- **What to do**: Please copy every line of the records below that holds the word "catalogue".

+++

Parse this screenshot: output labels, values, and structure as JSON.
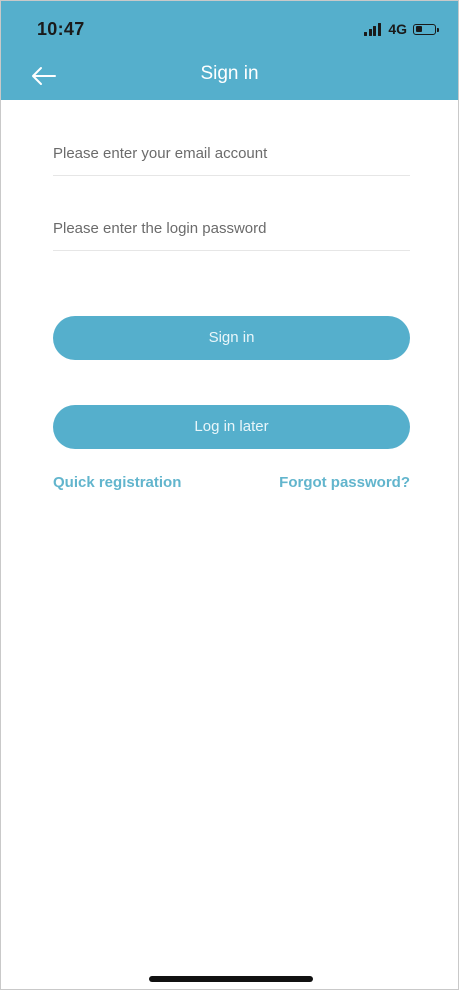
{
  "status_bar": {
    "time": "10:47",
    "network": "4G",
    "battery_level": 0.4
  },
  "header": {
    "title": "Sign in",
    "back_icon": "arrow-left-icon"
  },
  "form": {
    "email_placeholder": "Please enter your email account",
    "email_value": "",
    "password_placeholder": "Please enter the login password",
    "password_value": ""
  },
  "buttons": {
    "sign_in": "Sign in",
    "log_in_later": "Log in later"
  },
  "links": {
    "quick_registration": "Quick registration",
    "forgot_password": "Forgot password?"
  },
  "colors": {
    "accent": "#55afcc",
    "link": "#62b5cd"
  }
}
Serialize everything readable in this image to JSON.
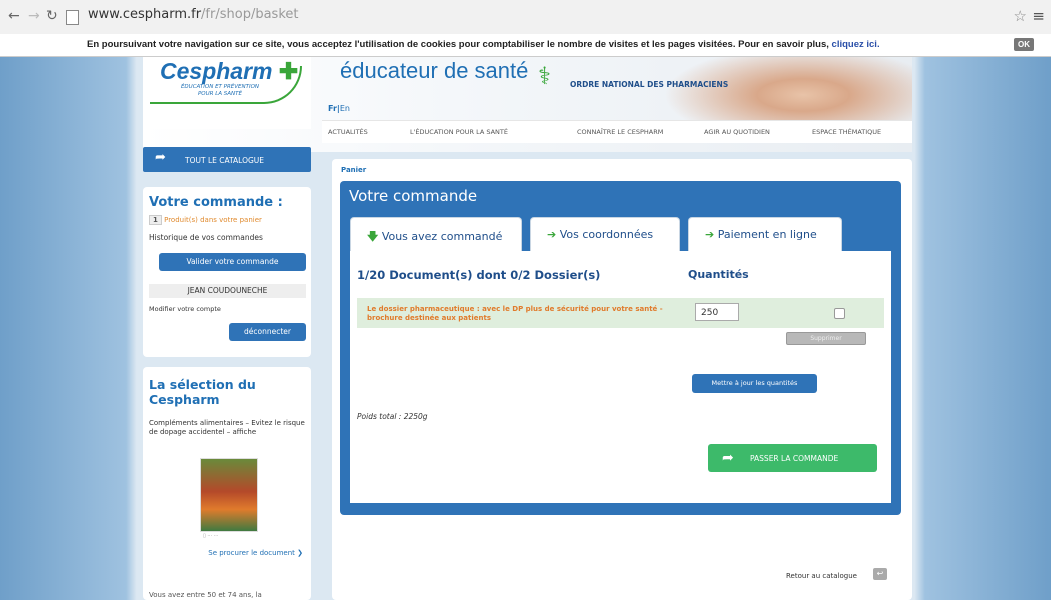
{
  "browser": {
    "url_domain": "www.cespharm.fr",
    "url_path": "/fr/shop/basket"
  },
  "cookie_banner": {
    "text": "En poursuivant votre navigation sur ce site, vous acceptez l'utilisation de cookies pour comptabiliser le nombre de visites et les pages visitées. Pour en savoir plus,",
    "link": "cliquez ici.",
    "ok": "OK"
  },
  "header": {
    "logo": "Cespharm",
    "logo_cross": "✚",
    "logo_sub_1": "ÉDUCATION ET PRÉVENTION",
    "logo_sub_2": "POUR LA SANTÉ",
    "title": "éducateur de santé",
    "ordre": "ORDRE NATIONAL DES PHARMACIENS",
    "lang_fr": "Fr",
    "lang_en": "En",
    "nav": [
      "ACTUALITÉS",
      "L'ÉDUCATION POUR LA SANTÉ",
      "CONNAÎTRE LE CESPHARM",
      "AGIR AU QUOTIDIEN",
      "ESPACE THÉMATIQUE"
    ]
  },
  "sidebar": {
    "catalogue": "TOUT LE CATALOGUE",
    "order_title": "Votre commande :",
    "count": "1",
    "count_text": "Produit(s) dans votre panier",
    "history": "Historique de vos commandes",
    "validate": "Valider votre commande",
    "user": "JEAN COUDOUNECHE",
    "modify": "Modifier votre compte",
    "logout": "déconnecter",
    "selection_title": "La sélection du Cespharm",
    "selection_desc": "Compléments alimentaires – Evitez le risque de dopage accidentel – affiche",
    "procure": "Se procurer le document",
    "more": "Vous avez entre 50 et 74 ans, la"
  },
  "main": {
    "breadcrumb": "Panier",
    "title": "Votre commande",
    "tabs": [
      {
        "arrow": "🡇",
        "label": "Vous avez commandé"
      },
      {
        "arrow": "➔",
        "label": "Vos coordonnées"
      },
      {
        "arrow": "➔",
        "label": "Paiement en ligne"
      }
    ],
    "doc_header": "1/20 Document(s) dont 0/2 Dossier(s)",
    "qty_header": "Quantités",
    "item": {
      "name": "Le dossier pharmaceutique : avec le DP plus de sécurité pour votre santé - brochure destinée aux patients",
      "quantity": "250"
    },
    "delete": "Supprimer",
    "update": "Mettre à jour les quantités",
    "weight": "Poids total : 2250g",
    "checkout": "PASSER LA COMMANDE",
    "back": "Retour au catalogue"
  },
  "colors": {
    "brand_blue": "#2f73b7",
    "brand_green": "#3aa63a",
    "checkout_green": "#3dba6a",
    "item_orange": "#e07b2c"
  }
}
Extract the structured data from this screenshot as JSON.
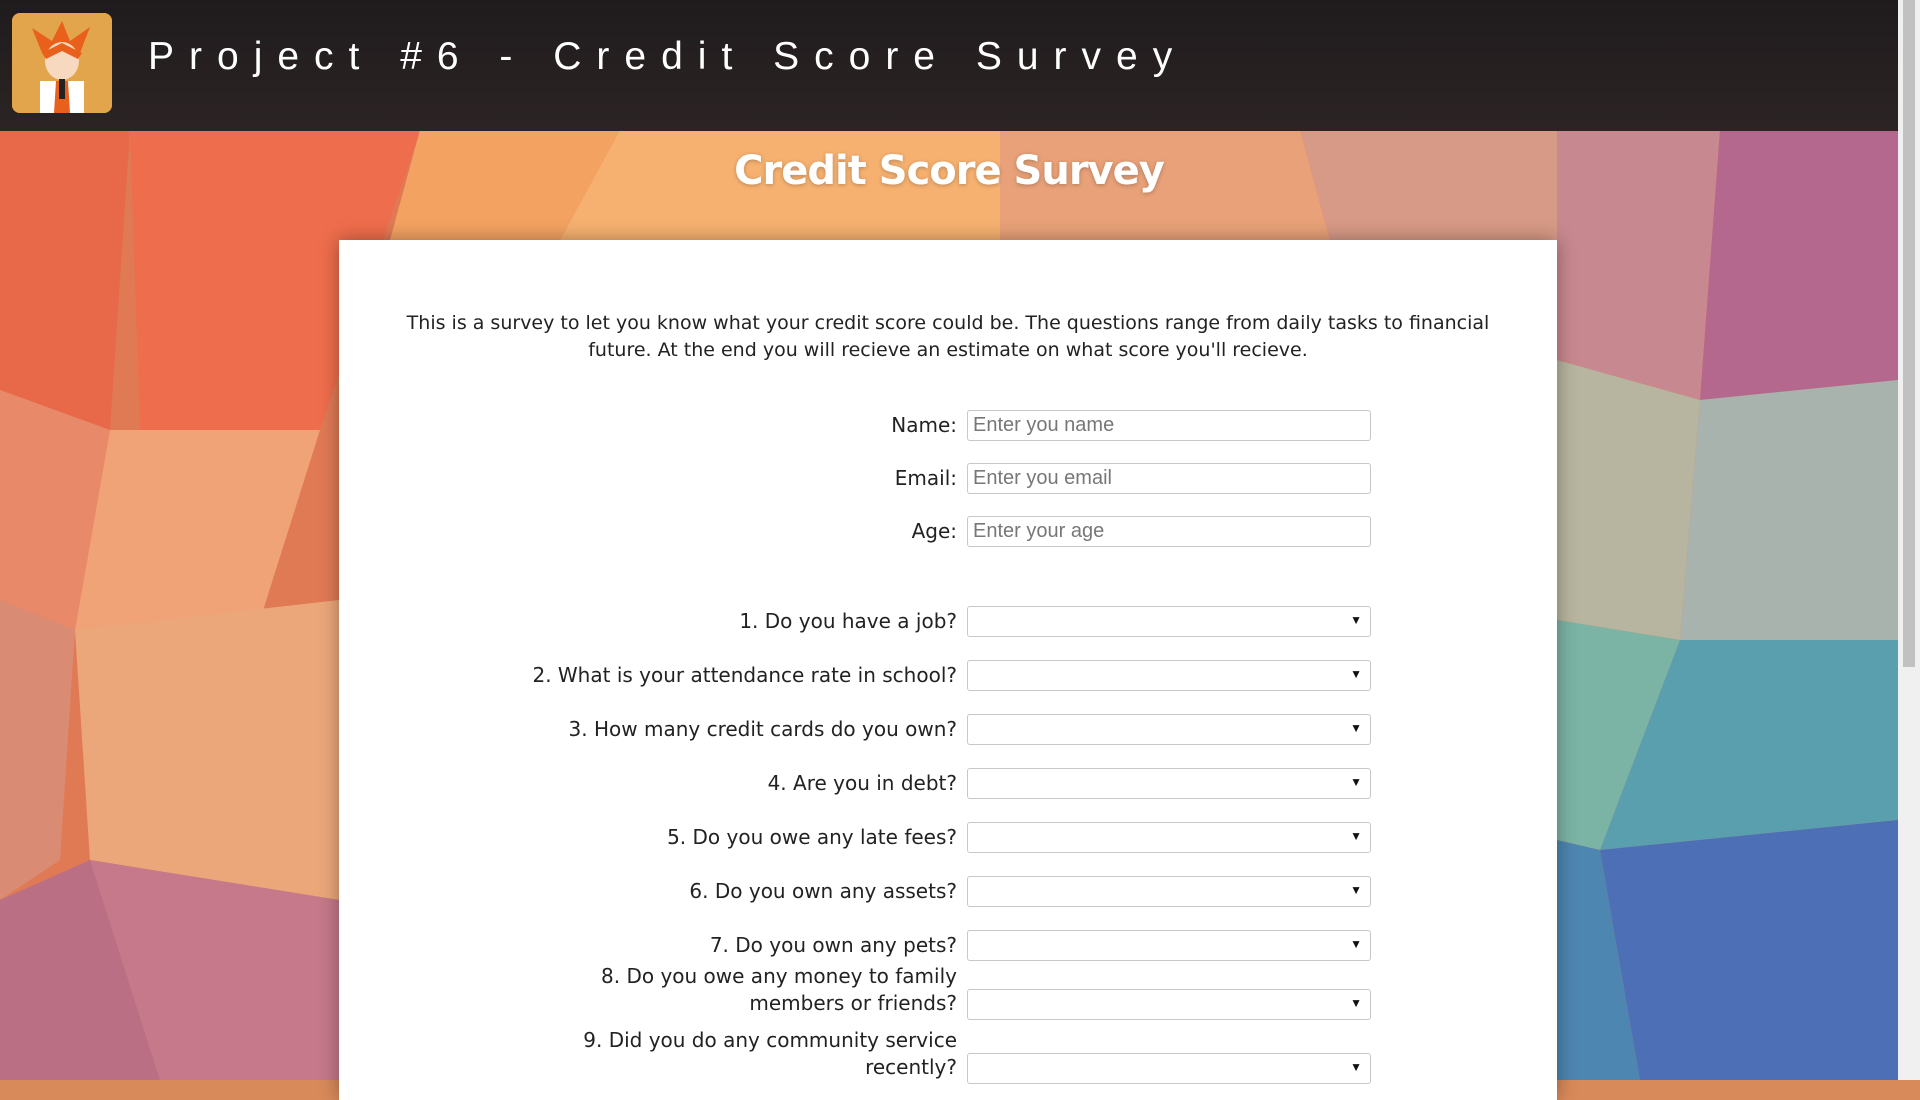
{
  "header": {
    "site_title": "Project #6 - Credit Score Survey"
  },
  "page": {
    "title": "Credit Score Survey"
  },
  "survey": {
    "intro": "This is a survey to let you know what your credit score could be. The questions range from daily tasks to financial future. At the end you will recieve an estimate on what score you'll recieve.",
    "name_label": "Name:",
    "name_placeholder": "Enter you name",
    "email_label": "Email:",
    "email_placeholder": "Enter you email",
    "age_label": "Age:",
    "age_placeholder": "Enter your age",
    "questions": [
      {
        "label": "1. Do you have a job?",
        "value": ""
      },
      {
        "label": "2. What is your attendance rate in school?",
        "value": ""
      },
      {
        "label": "3. How many credit cards do you own?",
        "value": ""
      },
      {
        "label": "4. Are you in debt?",
        "value": ""
      },
      {
        "label": "5. Do you owe any late fees?",
        "value": ""
      },
      {
        "label": "6. Do you own any assets?",
        "value": ""
      },
      {
        "label": "7. Do you own any pets?",
        "value": ""
      },
      {
        "label": "8. Do you owe any money to family members or friends?",
        "value": ""
      },
      {
        "label": "9. Did you do any community service recently?",
        "value": ""
      }
    ]
  },
  "icons": {
    "dropdown": "chevron-down-icon",
    "logo": "anime-avatar-logo"
  }
}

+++

- **Reply to the exercise**:
    "catalogue": "TOUT LE CATALOGUE",
    "back": "Retour au catalogue"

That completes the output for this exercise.